### Goal of the exercise
Every line of the entries that holds the word "Over" is to be copied.

Start of Block

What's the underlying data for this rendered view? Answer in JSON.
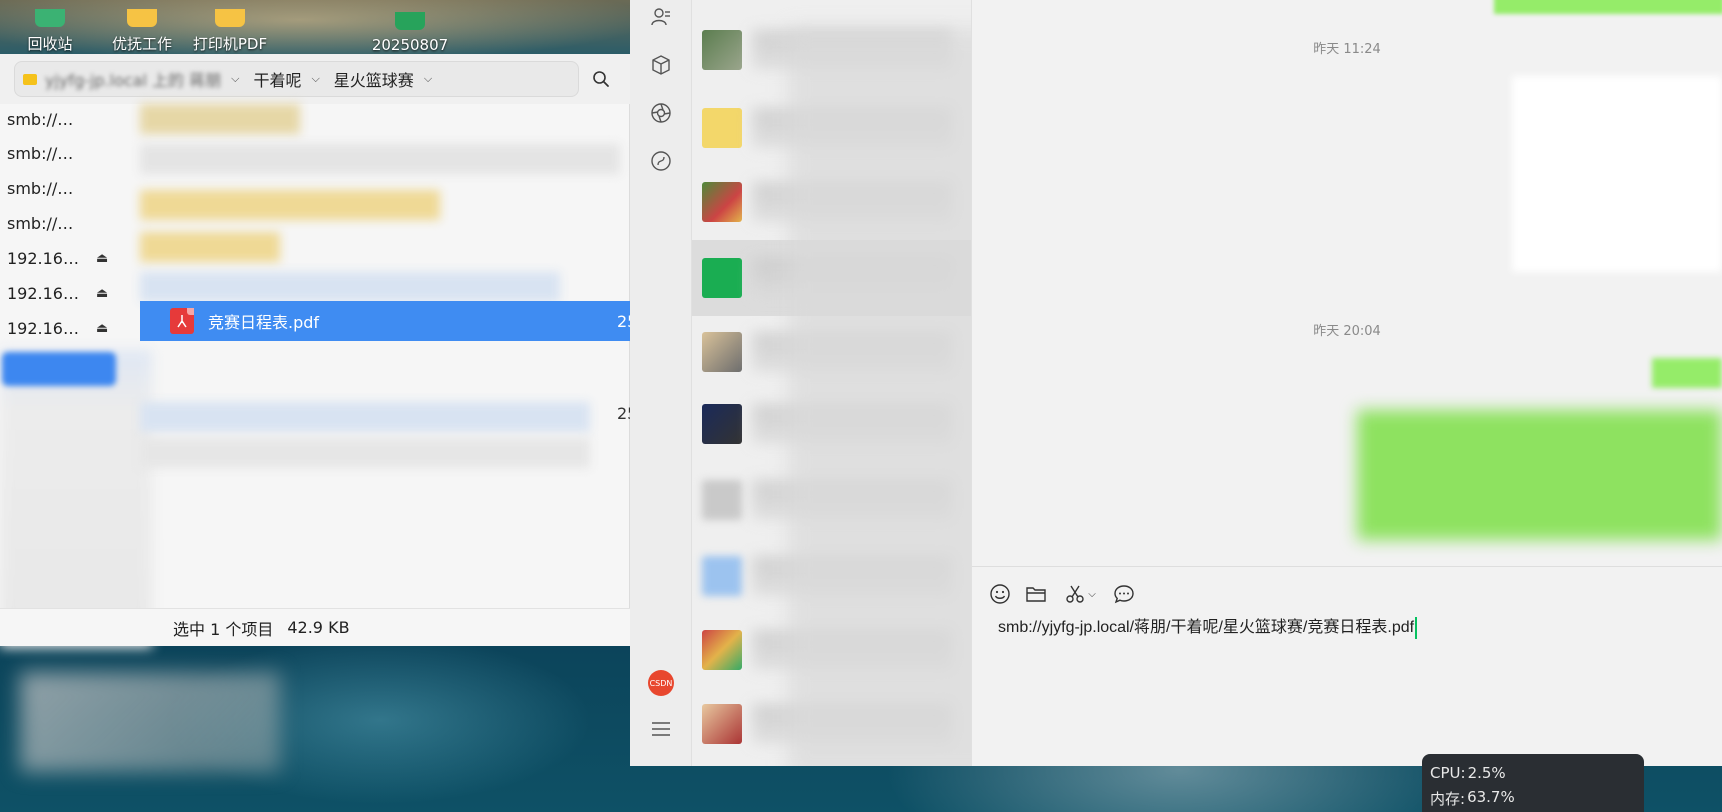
{
  "desktop": {
    "icons": [
      {
        "label": "回收站",
        "color": "#3bb273"
      },
      {
        "label": "优抚工作",
        "color": "#f6c344"
      },
      {
        "label": "打印机PDF",
        "color": "#f6c344"
      },
      {
        "label": "20250807",
        "color": "#27a35b"
      }
    ]
  },
  "file_manager": {
    "breadcrumbs": [
      {
        "label": "yjyfg-jp.local 上的 蒋朋"
      },
      {
        "label": "干着呢"
      },
      {
        "label": "星火篮球赛"
      }
    ],
    "sidebar": [
      {
        "label": "smb://…",
        "ejectable": false
      },
      {
        "label": "smb://…",
        "ejectable": false
      },
      {
        "label": "smb://…",
        "ejectable": false
      },
      {
        "label": "smb://…",
        "ejectable": false
      },
      {
        "label": "192.16…",
        "ejectable": true
      },
      {
        "label": "192.16…",
        "ejectable": true
      },
      {
        "label": "192.16…",
        "ejectable": true
      }
    ],
    "selected_file": {
      "name": "竞赛日程表.pdf",
      "size": "25"
    },
    "other_file_size": "25",
    "status": {
      "selection": "选中 1 个项目",
      "size": "42.9 KB"
    },
    "accent_color": "#3f8cf2"
  },
  "chat": {
    "timestamps": [
      "昨天 11:24",
      "昨天 20:04"
    ],
    "composer_text": "smb://yjyfg-jp.local/蒋朋/干着呢/星火篮球赛/竞赛日程表.pdf",
    "rail_avatar_text": "CSDN",
    "tools": [
      "emoji-icon",
      "folder-icon",
      "scissors-icon",
      "chat-bubble-icon"
    ],
    "bubble_color": "#95ec69"
  },
  "system_monitor": {
    "cpu_label": "CPU:",
    "cpu_value": "2.5%",
    "mem_label": "内存:",
    "mem_value": "63.7%"
  }
}
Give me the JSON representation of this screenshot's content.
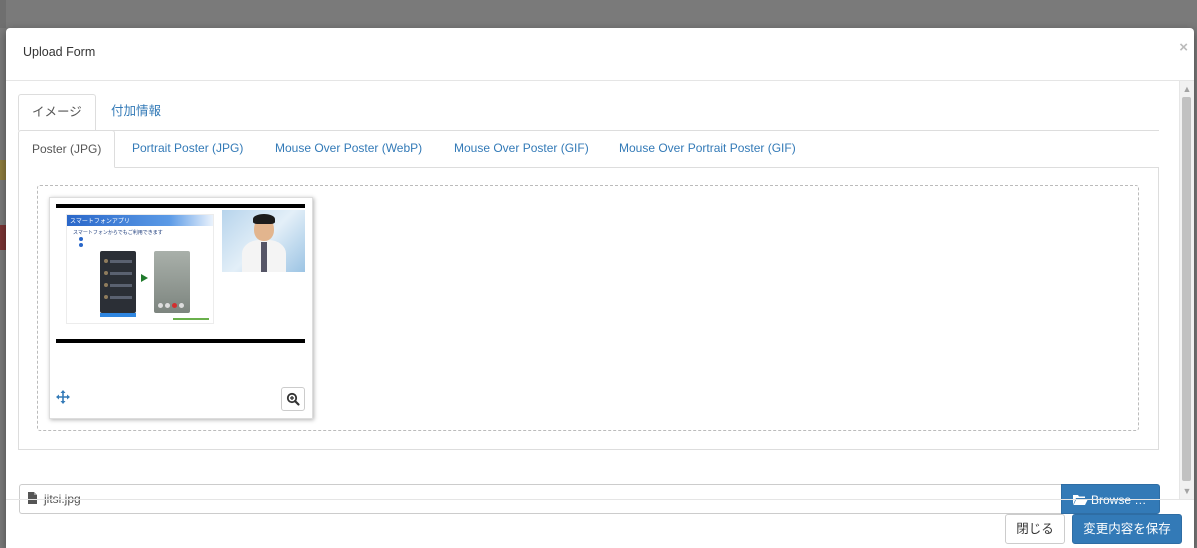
{
  "modal": {
    "title": "Upload Form",
    "close_label": "×"
  },
  "tabs_primary": [
    {
      "label": "イメージ",
      "active": true
    },
    {
      "label": "付加情報",
      "active": false
    }
  ],
  "tabs_secondary": [
    {
      "label": "Poster (JPG)",
      "active": true
    },
    {
      "label": "Portrait Poster (JPG)",
      "active": false
    },
    {
      "label": "Mouse Over Poster (WebP)",
      "active": false
    },
    {
      "label": "Mouse Over Poster (GIF)",
      "active": false
    },
    {
      "label": "Mouse Over Portrait Poster (GIF)",
      "active": false
    }
  ],
  "preview": {
    "slide_title": "スマートフォンアプリ",
    "slide_subtitle": "スマートフォンからでもご利用できます",
    "move_icon": "move-icon",
    "zoom_icon": "zoom-in-icon"
  },
  "file": {
    "name": "jitsi.jpg",
    "icon": "file-icon",
    "browse_label": "Browse …",
    "browse_icon": "folder-open-icon"
  },
  "footer": {
    "close_button": "閉じる",
    "save_button": "変更内容を保存"
  },
  "colors": {
    "primary": "#337ab7",
    "link": "#337ab7",
    "backdrop": "#7a7a7a"
  }
}
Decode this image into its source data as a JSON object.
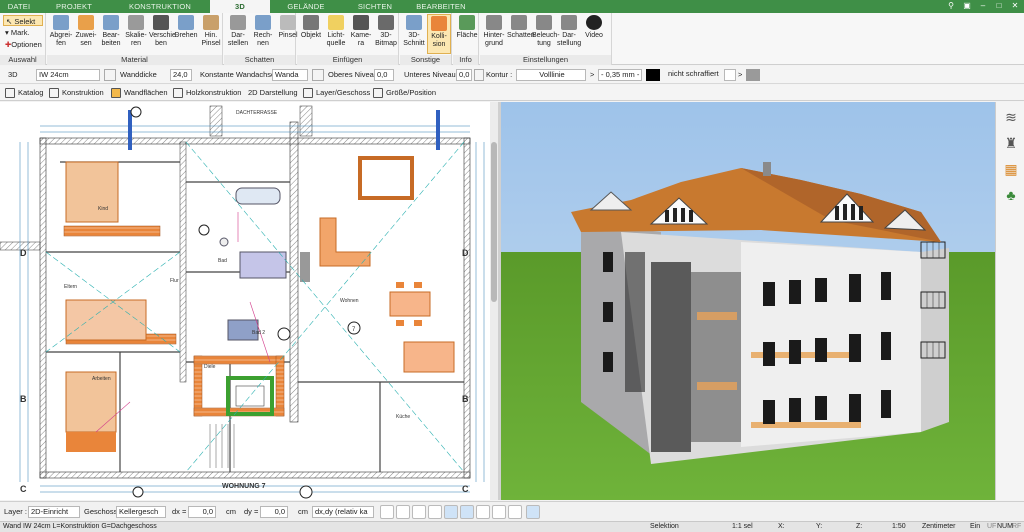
{
  "tabs": [
    "DATEI",
    "PROJEKT",
    "KONSTRUKTION",
    "3D",
    "GELÄNDE",
    "SICHTEN",
    "BEARBEITEN"
  ],
  "active_tab": "3D",
  "ribbon": {
    "auswahl": {
      "selekt": "Selekt",
      "mark": "Mark.",
      "optionen": "Optionen",
      "label": "Auswahl"
    },
    "material": {
      "label": "Material",
      "buttons": [
        "Abgrei-\nfen",
        "Zuwei-\nsen",
        "Bear-\nbeiten",
        "Skalie-\nren",
        "Verschie-\nben",
        "Drehen",
        "Hin.\nPinsel"
      ]
    },
    "schatten": {
      "label": "Schatten",
      "buttons": [
        "Dar-\nstellen",
        "Rech-\nnen",
        "Pinsel"
      ]
    },
    "einfuegen": {
      "label": "Einfügen",
      "buttons": [
        "Objekt",
        "Licht-\nquelle",
        "Kame-\nra",
        "3D-\nBitmap"
      ]
    },
    "sonstige": {
      "label": "Sonstige",
      "buttons": [
        "3D-\nSchnitt",
        "Kolli-\nsion"
      ]
    },
    "info": {
      "label": "Info",
      "buttons": [
        "Fläche"
      ]
    },
    "einstellungen": {
      "label": "Einstellungen",
      "buttons": [
        "Hinter-\ngrund",
        "Schatten",
        "Beleuch-\ntung",
        "Dar-\nstellung",
        "Video"
      ]
    }
  },
  "props": {
    "mode": "3D",
    "wall_type": "IW 24cm",
    "wanddicke_label": "Wanddicke",
    "wanddicke": "24,0",
    "achse_label": "Konstante Wandachse",
    "wanda": "Wanda",
    "oberes_label": "Oberes Niveau",
    "oberes": "0,0",
    "unteres_label": "Unteres Niveau",
    "unteres": "0,0",
    "kontur_label": "Kontur :",
    "linie": "Volllinie",
    "gt1": ">",
    "staerke": "- 0,35 mm -",
    "schraffur": "nicht schraffiert",
    "gt2": ">"
  },
  "toolbar2": [
    "Katalog",
    "Konstruktion",
    "Wandflächen",
    "Holzkonstruktion",
    "2D Darstellung",
    "Layer/Geschoss",
    "Größe/Position"
  ],
  "plan": {
    "title": "WOHNUNG 7",
    "dachterrasse": "DACHTERRASSE",
    "rooms": [
      "Kind",
      "Bad",
      "Flur",
      "Eltern",
      "Wohnen",
      "Arbeiten",
      "Diele",
      "Bad 2",
      "Küche"
    ],
    "section_marks": [
      "D",
      "D",
      "B",
      "B",
      "C",
      "C",
      "7"
    ]
  },
  "bottom": {
    "layer_label": "Layer :",
    "layer": "2D-Einricht",
    "geschoss_label": "Geschoss :",
    "geschoss": "Kellergesch",
    "dx_label": "dx =",
    "dx": "0,0",
    "cm1": "cm",
    "dy_label": "dy =",
    "dy": "0,0",
    "cm2": "cm",
    "mode": "dx,dy (relativ ka"
  },
  "status": {
    "left": "Wand IW 24cm L=Konstruktion G=Dachgeschoss",
    "selektion": "Selektion",
    "scale": "1:1 sel",
    "x": "X:",
    "y": "Y:",
    "z": "Z:",
    "zoom": "1:50",
    "unit": "Zentimeter",
    "ein": "Ein",
    "uf": "UF",
    "num": "NUM",
    "rf": "RF"
  },
  "colors": {
    "accent": "#3f8f47",
    "sky": "#9ec3ea",
    "grass": "#5fa02f",
    "roof": "#c8792f",
    "plan_orange": "#e9853a"
  }
}
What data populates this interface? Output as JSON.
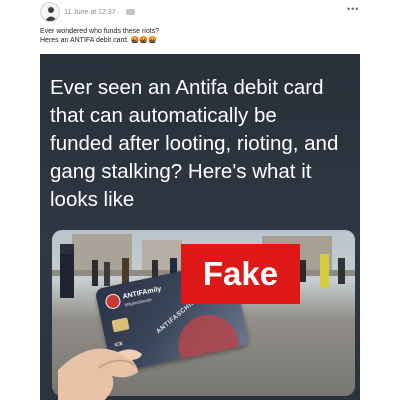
{
  "post": {
    "date": "11 June at 12:37",
    "separator": "·",
    "more_label": "•••",
    "text_lines": [
      "Ever wondered who funds these riots?",
      "Heres an ANTIFA debit card. 🤬🤬🤬"
    ]
  },
  "image": {
    "headline_lines": [
      "Ever seen an Antifa debit card",
      "that can automatically be",
      "funded after looting, rioting, and",
      "gang stalking? Here's what it",
      "looks like"
    ],
    "card": {
      "brand": "ANTIFAmily",
      "subtitle": "Mitgliedskarte",
      "arc_text": "ANTIFASCHISTISCHE",
      "number_fragment": "ICE"
    }
  },
  "label": {
    "text": "Fake"
  },
  "colors": {
    "label_red": "#de1717",
    "photo_bg": "#2d3540",
    "meta_gray": "#8a8a8a"
  }
}
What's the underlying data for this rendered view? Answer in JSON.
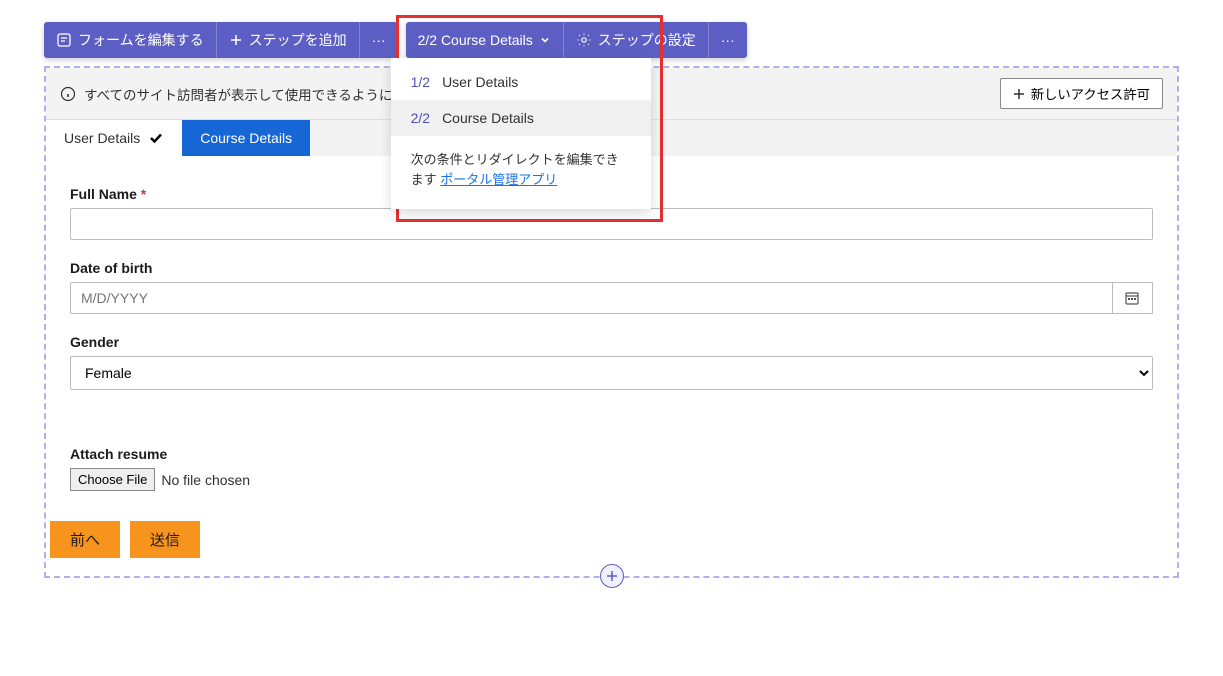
{
  "toolbar1": {
    "edit": "フォームを編集する",
    "add_step": "ステップを追加"
  },
  "toolbar2": {
    "current_step": "2/2 Course Details",
    "settings": "ステップの設定"
  },
  "dropdown": {
    "items": [
      {
        "idx": "1/2",
        "name": "User Details"
      },
      {
        "idx": "2/2",
        "name": "Course Details"
      }
    ],
    "note_prefix": "次の条件とリダイレクトを編集できます ",
    "note_link": "ポータル管理アプリ"
  },
  "infobar": {
    "text": "すべてのサイト訪問者が表示して使用できるように、このフォ",
    "permission_btn": "新しいアクセス許可"
  },
  "tabs": {
    "user_details": "User Details",
    "course_details": "Course Details"
  },
  "form": {
    "full_name_label": "Full Name",
    "dob_label": "Date of birth",
    "dob_placeholder": "M/D/YYYY",
    "gender_label": "Gender",
    "gender_value": "Female",
    "resume_label": "Attach resume",
    "choose_file": "Choose File",
    "no_file": "No file chosen"
  },
  "actions": {
    "prev": "前へ",
    "submit": "送信"
  }
}
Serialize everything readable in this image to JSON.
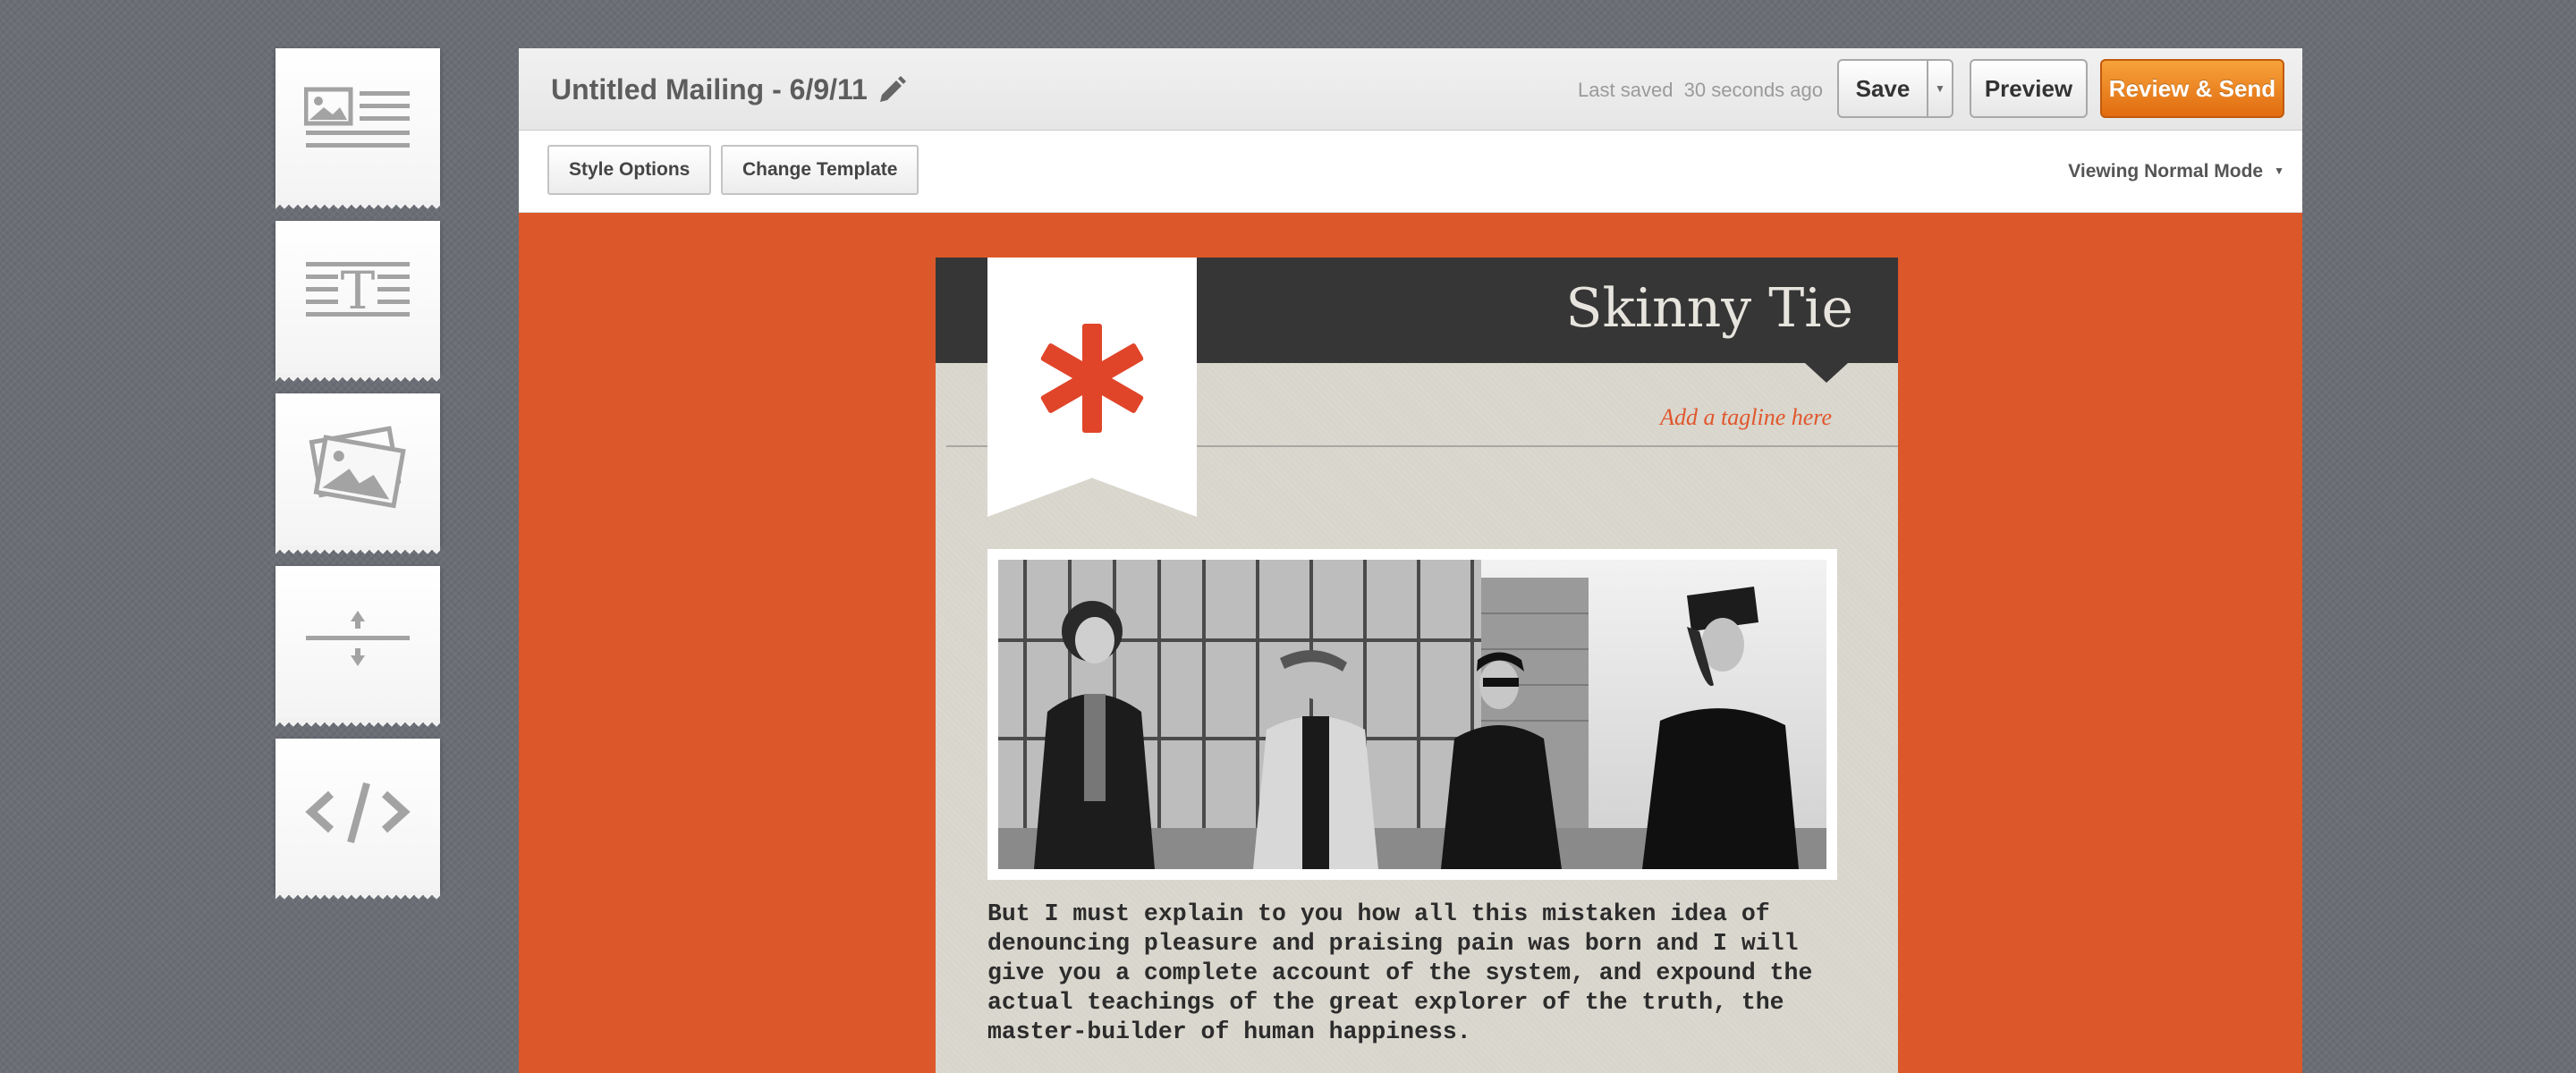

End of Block

### Exercise result
      "label": "Mouse Over Poster (WebP)",
      "label": "Mouse Over Poster (GIF)",
      "label": "Mouse Over Portrait Poster (GIF)",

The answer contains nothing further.